Dear Sir or Madam,
Today, we write to you regarding a brief history of the events leading to the patriation of the Constitution. For a few of our readers, that sentence probably sounds like a bunch of nonsense. What exactly does it mean to patriate a Constitution? Is that just a big word that a bunch of crafty individuals throw around in a wily attempt to confuse the general population? What does that even mean? Luckily, we here at the Dominion are looking out for our fellow Canadians. Our aim is to give you a brief description of what it means to patriate a document, as well as to describe some of the events that influenced both the Canadian government and the British Crown towards this end.
In 1982, Canada officially patriated its Constitution, which transferred the official control over the document from Britain to the federal and provincial governments.1 This decision effectively established Canada’s independence, and showcased its desire to be distanced from its colonial past. Up until this point, it may be argued that Canada had remained more of a British colony than a completely self-reliant and independent country.
Along with bringing the document home, the name was also changed to better reflect Canada’s newfound independence from the United Kingdom. One must admit it would seem rather strange to fight for exclusive Canadian control over the Constitution while maintaining the name British North America Act (BNA Act). On April 17, 1982, Queen Elizabeth II travelled to Canada to introduce the newly named Constitution Act.2 In addition to the name change, the document itself underwent some changes. One of the most notable changes that happened in 1982 was the addition of the Canadian Charter of Rights and Freedoms.3 The Charter allowed for individual rights and liberties to be protected from intrusion or disregard by governmental bodies. For the first time, Canadian citizens and non-citizens alike had recognized protections in a constitutional document. The Charter addition was a monumental part of Canadian history because it entrenched individual rights into the Constitution, which were missing entirely from the original BNA Act.
People may be under the misguided perception that every province was ecstatic to patriate the Constitution and amend the features of what used to be the BNA Act. This was not the case. Six provinces including: Alberta, Manitoba, Prince Edward Island, Quebec, Newfoundland, and British Columbia, strongly disdained Trudeau’s proposed Constitution and the Charter that would accompany it.4 Later, Nova Scotia and Saskatchewan also joined forces with the other six provinces in their fight against the federal government’s proposed constitutional amendments.5

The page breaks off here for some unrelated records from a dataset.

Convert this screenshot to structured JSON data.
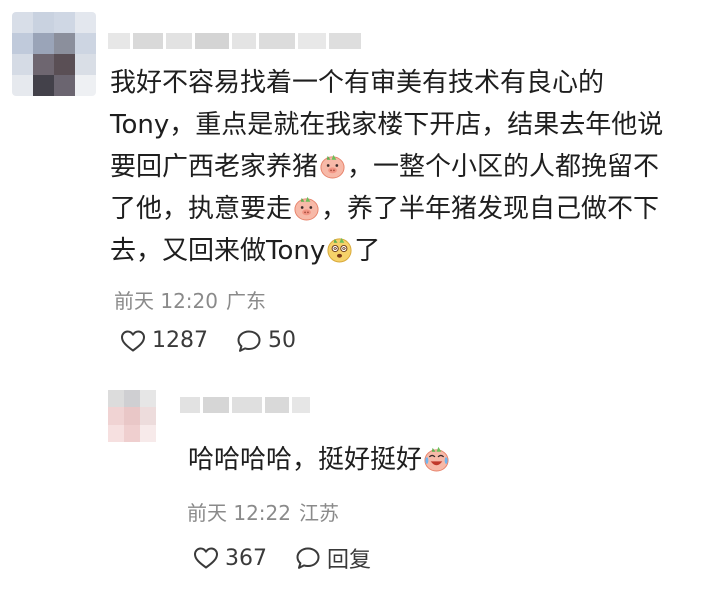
{
  "comment": {
    "text_line1": "我好不容易找着一个有审美有技术有良心的",
    "text_line2": "Tony，重点是就在我家楼下开店，结果去年他说",
    "text_line3_a": "要回广西老家养猪",
    "text_line3_b": "，一整个小区的人都挽留不",
    "text_line4_a": "了他，执意要走",
    "text_line4_b": "，养了半年猪发现自己做不下",
    "text_line5_a": "去，又回来做Tony",
    "text_line5_b": "了",
    "time": "前天 12:20",
    "location": "广东",
    "like_count": "1287",
    "reply_count": "50"
  },
  "reply": {
    "text": "哈哈哈哈，挺好挺好",
    "time": "前天 12:22",
    "location": "江苏",
    "like_count": "367",
    "reply_label": "回复"
  },
  "icons": {
    "like": "heart-outline-icon",
    "comment": "speech-bubble-icon",
    "emoji_pig": "pig-emoji",
    "emoji_dizzy": "dizzy-face-emoji",
    "emoji_laugh_cry": "laugh-cry-emoji"
  },
  "colors": {
    "text": "#1e1e1e",
    "meta": "#8a8a8a",
    "action": "#3a3a3a"
  }
}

Eventually, the question as to whether the federal government even needed provincial support to amend the Constitution made its way to the courts. In one of Canada’s leading constitutional law decisions known as the Patriation Reference, the Supreme Court ruled that while by convention the federal government should have substantial provincial support for constitutional amendments, there is no legal barrier barring them from unilaterally amending it.6 This ruling had extreme significance for the Constitution Act of 1982, because it allowed the federal government to pass their new act without the consent of Quebec, who did not authorize it during 1982. So yet again, we here at the Dominion are wondering: have we given the federal government too much power over matters that have a wide impact on the provinces?
Your Most Humble and Obedient Servants,
1Robert Sheppard, “Patriation of the Constitution” (3 September 2012), online: <www.thecanadianencyclopedia.ca/en/article/patriation-of-the-constitution>.
6 Re: Resolution to amend the Constitution,  1 SCR 753 at 908-910, 1981 CanLII 25 (SCC).